WHAT YOU HAVE TO DO
Write out the entries below exactly as they stand. Skip every image.
╭─ MATERIAL SUPPLIED
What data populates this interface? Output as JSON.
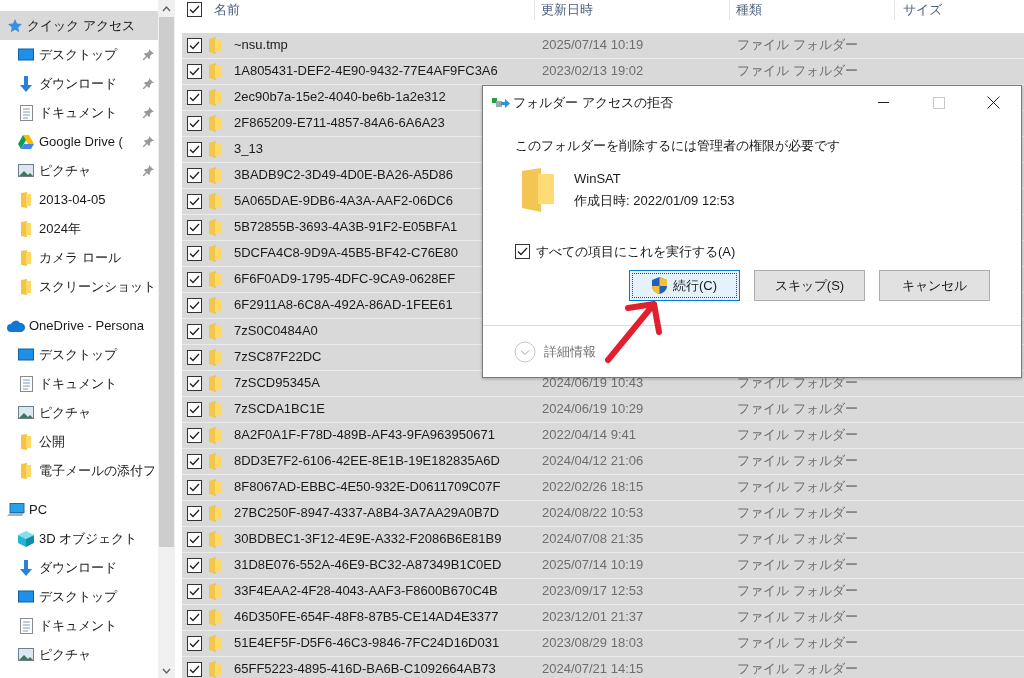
{
  "sidebar": {
    "sections": [
      {
        "label": "クイック アクセス",
        "kind": "star",
        "selected": true,
        "items": [
          {
            "label": "デスクトップ",
            "kind": "desktop",
            "pinned": true
          },
          {
            "label": "ダウンロード",
            "kind": "download",
            "pinned": true
          },
          {
            "label": "ドキュメント",
            "kind": "document",
            "pinned": true
          },
          {
            "label": "Google Drive (",
            "kind": "drive",
            "pinned": true
          },
          {
            "label": "ピクチャ",
            "kind": "picture",
            "pinned": true
          },
          {
            "label": "2013-04-05",
            "kind": "folder",
            "pinned": false
          },
          {
            "label": "2024年",
            "kind": "folder",
            "pinned": false
          },
          {
            "label": "カメラ ロール",
            "kind": "folder",
            "pinned": false
          },
          {
            "label": "スクリーンショット",
            "kind": "folder",
            "pinned": false
          }
        ]
      },
      {
        "label": "OneDrive - Persona",
        "kind": "cloud",
        "selected": false,
        "items": [
          {
            "label": "デスクトップ",
            "kind": "desktop",
            "pinned": false
          },
          {
            "label": "ドキュメント",
            "kind": "document",
            "pinned": false
          },
          {
            "label": "ピクチャ",
            "kind": "picture",
            "pinned": false
          },
          {
            "label": "公開",
            "kind": "folder",
            "pinned": false
          },
          {
            "label": "電子メールの添付フ",
            "kind": "folder",
            "pinned": false
          }
        ]
      },
      {
        "label": "PC",
        "kind": "pc",
        "selected": false,
        "items": [
          {
            "label": "3D オブジェクト",
            "kind": "cube",
            "pinned": false
          },
          {
            "label": "ダウンロード",
            "kind": "download",
            "pinned": false
          },
          {
            "label": "デスクトップ",
            "kind": "desktop",
            "pinned": false
          },
          {
            "label": "ドキュメント",
            "kind": "document",
            "pinned": false
          },
          {
            "label": "ピクチャ",
            "kind": "picture",
            "pinned": false
          }
        ]
      }
    ]
  },
  "table": {
    "select_all_checked": true,
    "columns": [
      "名前",
      "更新日時",
      "種類",
      "サイズ"
    ],
    "rows": [
      {
        "name": "~nsu.tmp",
        "date": "2025/07/14 10:19",
        "type": "ファイル フォルダー",
        "checked": true,
        "selected": true
      },
      {
        "name": "1A805431-DEF2-4E90-9432-77E4AF9FC3A6",
        "date": "2023/02/13 19:02",
        "type": "ファイル フォルダー",
        "checked": true,
        "selected": true
      },
      {
        "name": "2ec90b7a-15e2-4040-be6b-1a2e312",
        "checked": true,
        "selected": true
      },
      {
        "name": "2F865209-E711-4857-84A6-6A6A23",
        "checked": true,
        "selected": true
      },
      {
        "name": "3_13",
        "checked": true,
        "selected": true
      },
      {
        "name": "3BADB9C2-3D49-4D0E-BA26-A5D86",
        "checked": true,
        "selected": true
      },
      {
        "name": "5A065DAE-9DB6-4A3A-AAF2-06DC6",
        "checked": true,
        "selected": true
      },
      {
        "name": "5B72855B-3693-4A3B-91F2-E05BFA1",
        "checked": true,
        "selected": true
      },
      {
        "name": "5DCFA4C8-9D9A-45B5-BF42-C76E80",
        "checked": true,
        "selected": true
      },
      {
        "name": "6F6F0AD9-1795-4DFC-9CA9-0628EF",
        "checked": true,
        "selected": true
      },
      {
        "name": "6F2911A8-6C8A-492A-86AD-1FEE61",
        "checked": true,
        "selected": true
      },
      {
        "name": "7zS0C0484A0",
        "checked": true,
        "selected": true
      },
      {
        "name": "7zSC87F22DC",
        "checked": true,
        "selected": true
      },
      {
        "name": "7zSCD95345A",
        "date": "2024/06/19 10:43",
        "type": "ファイル フォルダー",
        "checked": true,
        "selected": true
      },
      {
        "name": "7zSCDA1BC1E",
        "date": "2024/06/19 10:29",
        "type": "ファイル フォルダー",
        "checked": true,
        "selected": true
      },
      {
        "name": "8A2F0A1F-F78D-489B-AF43-9FA963950671",
        "date": "2022/04/14 9:41",
        "type": "ファイル フォルダー",
        "checked": true,
        "selected": true
      },
      {
        "name": "8DD3E7F2-6106-42EE-8E1B-19E182835A6D",
        "date": "2024/04/12 21:06",
        "type": "ファイル フォルダー",
        "checked": true,
        "selected": true
      },
      {
        "name": "8F8067AD-EBBC-4E50-932E-D0611709C07F",
        "date": "2022/02/26 18:15",
        "type": "ファイル フォルダー",
        "checked": true,
        "selected": true
      },
      {
        "name": "27BC250F-8947-4337-A8B4-3A7AA29A0B7D",
        "date": "2024/08/22 10:53",
        "type": "ファイル フォルダー",
        "checked": true,
        "selected": true
      },
      {
        "name": "30BDBEC1-3F12-4E9E-A332-F2086B6E81B9",
        "date": "2024/07/08 21:35",
        "type": "ファイル フォルダー",
        "checked": true,
        "selected": true
      },
      {
        "name": "31D8E076-552A-46E9-BC32-A87349B1C0ED",
        "date": "2025/07/14 10:19",
        "type": "ファイル フォルダー",
        "checked": true,
        "selected": true
      },
      {
        "name": "33F4EAA2-4F28-4043-AAF3-F8600B670C4B",
        "date": "2023/09/17 12:53",
        "type": "ファイル フォルダー",
        "checked": true,
        "selected": true
      },
      {
        "name": "46D350FE-654F-48F8-87B5-CE14AD4E3377",
        "date": "2023/12/01 21:37",
        "type": "ファイル フォルダー",
        "checked": true,
        "selected": true
      },
      {
        "name": "51E4EF5F-D5F6-46C3-9846-7FC24D16D031",
        "date": "2023/08/29 18:03",
        "type": "ファイル フォルダー",
        "checked": true,
        "selected": true
      },
      {
        "name": "65FF5223-4895-416D-BA6B-C1092664AB73",
        "date": "2024/07/21 14:15",
        "type": "ファイル フォルダー",
        "checked": true,
        "selected": true
      }
    ]
  },
  "dialog": {
    "title": "フォルダー アクセスの拒否",
    "message": "このフォルダーを削除するには管理者の権限が必要です",
    "item_name": "WinSAT",
    "item_created": "作成日時: 2022/01/09 12:53",
    "apply_all": {
      "label": "すべての項目にこれを実行する(A)",
      "checked": true
    },
    "buttons": [
      {
        "label": "続行(C)",
        "kind": "primary",
        "shield": true
      },
      {
        "label": "スキップ(S)",
        "kind": "normal",
        "shield": false
      },
      {
        "label": "キャンセル",
        "kind": "normal",
        "shield": false
      }
    ],
    "details": "詳細情報"
  }
}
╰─
ANSWER SECTION
What data populates this interface? Output as JSON.
{
  "sidebar": {
    "sections": [
      {
        "label": "クイック アクセス",
        "kind": "star",
        "selected": true,
        "items": [
          {
            "label": "デスクトップ",
            "kind": "desktop",
            "pinned": true
          },
          {
            "label": "ダウンロード",
            "kind": "download",
            "pinned": true
          },
          {
            "label": "ドキュメント",
            "kind": "document",
            "pinned": true
          },
          {
            "label": "Google Drive (",
            "kind": "drive",
            "pinned": true
          },
          {
            "label": "ピクチャ",
            "kind": "picture",
            "pinned": true
          },
          {
            "label": "2013-04-05",
            "kind": "folder",
            "pinned": false
          },
          {
            "label": "2024年",
            "kind": "folder",
            "pinned": false
          },
          {
            "label": "カメラ ロール",
            "kind": "folder",
            "pinned": false
          },
          {
            "label": "スクリーンショット",
            "kind": "folder",
            "pinned": false
          }
        ]
      },
      {
        "label": "OneDrive - Persona",
        "kind": "cloud",
        "selected": false,
        "items": [
          {
            "label": "デスクトップ",
            "kind": "desktop",
            "pinned": false
          },
          {
            "label": "ドキュメント",
            "kind": "document",
            "pinned": false
          },
          {
            "label": "ピクチャ",
            "kind": "picture",
            "pinned": false
          },
          {
            "label": "公開",
            "kind": "folder",
            "pinned": false
          },
          {
            "label": "電子メールの添付フ",
            "kind": "folder",
            "pinned": false
          }
        ]
      },
      {
        "label": "PC",
        "kind": "pc",
        "selected": false,
        "items": [
          {
            "label": "3D オブジェクト",
            "kind": "cube",
            "pinned": false
          },
          {
            "label": "ダウンロード",
            "kind": "download",
            "pinned": false
          },
          {
            "label": "デスクトップ",
            "kind": "desktop",
            "pinned": false
          },
          {
            "label": "ドキュメント",
            "kind": "document",
            "pinned": false
          },
          {
            "label": "ピクチャ",
            "kind": "picture",
            "pinned": false
          }
        ]
      }
    ]
  },
  "table": {
    "select_all_checked": true,
    "columns": [
      "名前",
      "更新日時",
      "種類",
      "サイズ"
    ],
    "rows": [
      {
        "name": "~nsu.tmp",
        "date": "2025/07/14 10:19",
        "type": "ファイル フォルダー",
        "checked": true,
        "selected": true
      },
      {
        "name": "1A805431-DEF2-4E90-9432-77E4AF9FC3A6",
        "date": "2023/02/13 19:02",
        "type": "ファイル フォルダー",
        "checked": true,
        "selected": true
      },
      {
        "name": "2ec90b7a-15e2-4040-be6b-1a2e312",
        "checked": true,
        "selected": true
      },
      {
        "name": "2F865209-E711-4857-84A6-6A6A23",
        "checked": true,
        "selected": true
      },
      {
        "name": "3_13",
        "checked": true,
        "selected": true
      },
      {
        "name": "3BADB9C2-3D49-4D0E-BA26-A5D86",
        "checked": true,
        "selected": true
      },
      {
        "name": "5A065DAE-9DB6-4A3A-AAF2-06DC6",
        "checked": true,
        "selected": true
      },
      {
        "name": "5B72855B-3693-4A3B-91F2-E05BFA1",
        "checked": true,
        "selected": true
      },
      {
        "name": "5DCFA4C8-9D9A-45B5-BF42-C76E80",
        "checked": true,
        "selected": true
      },
      {
        "name": "6F6F0AD9-1795-4DFC-9CA9-0628EF",
        "checked": true,
        "selected": true
      },
      {
        "name": "6F2911A8-6C8A-492A-86AD-1FEE61",
        "checked": true,
        "selected": true
      },
      {
        "name": "7zS0C0484A0",
        "checked": true,
        "selected": true
      },
      {
        "name": "7zSC87F22DC",
        "checked": true,
        "selected": true
      },
      {
        "name": "7zSCD95345A",
        "date": "2024/06/19 10:43",
        "type": "ファイル フォルダー",
        "checked": true,
        "selected": true
      },
      {
        "name": "7zSCDA1BC1E",
        "date": "2024/06/19 10:29",
        "type": "ファイル フォルダー",
        "checked": true,
        "selected": true
      },
      {
        "name": "8A2F0A1F-F78D-489B-AF43-9FA963950671",
        "date": "2022/04/14 9:41",
        "type": "ファイル フォルダー",
        "checked": true,
        "selected": true
      },
      {
        "name": "8DD3E7F2-6106-42EE-8E1B-19E182835A6D",
        "date": "2024/04/12 21:06",
        "type": "ファイル フォルダー",
        "checked": true,
        "selected": true
      },
      {
        "name": "8F8067AD-EBBC-4E50-932E-D0611709C07F",
        "date": "2022/02/26 18:15",
        "type": "ファイル フォルダー",
        "checked": true,
        "selected": true
      },
      {
        "name": "27BC250F-8947-4337-A8B4-3A7AA29A0B7D",
        "date": "2024/08/22 10:53",
        "type": "ファイル フォルダー",
        "checked": true,
        "selected": true
      },
      {
        "name": "30BDBEC1-3F12-4E9E-A332-F2086B6E81B9",
        "date": "2024/07/08 21:35",
        "type": "ファイル フォルダー",
        "checked": true,
        "selected": true
      },
      {
        "name": "31D8E076-552A-46E9-BC32-A87349B1C0ED",
        "date": "2025/07/14 10:19",
        "type": "ファイル フォルダー",
        "checked": true,
        "selected": true
      },
      {
        "name": "33F4EAA2-4F28-4043-AAF3-F8600B670C4B",
        "date": "2023/09/17 12:53",
        "type": "ファイル フォルダー",
        "checked": true,
        "selected": true
      },
      {
        "name": "46D350FE-654F-48F8-87B5-CE14AD4E3377",
        "date": "2023/12/01 21:37",
        "type": "ファイル フォルダー",
        "checked": true,
        "selected": true
      },
      {
        "name": "51E4EF5F-D5F6-46C3-9846-7FC24D16D031",
        "date": "2023/08/29 18:03",
        "type": "ファイル フォルダー",
        "checked": true,
        "selected": true
      },
      {
        "name": "65FF5223-4895-416D-BA6B-C1092664AB73",
        "date": "2024/07/21 14:15",
        "type": "ファイル フォルダー",
        "checked": true,
        "selected": true
      }
    ]
  },
  "dialog": {
    "title": "フォルダー アクセスの拒否",
    "message": "このフォルダーを削除するには管理者の権限が必要です",
    "item_name": "WinSAT",
    "item_created": "作成日時: 2022/01/09 12:53",
    "apply_all": {
      "label": "すべての項目にこれを実行する(A)",
      "checked": true
    },
    "buttons": [
      {
        "label": "続行(C)",
        "kind": "primary",
        "shield": true
      },
      {
        "label": "スキップ(S)",
        "kind": "normal",
        "shield": false
      },
      {
        "label": "キャンセル",
        "kind": "normal",
        "shield": false
      }
    ],
    "details": "詳細情報"
  }
}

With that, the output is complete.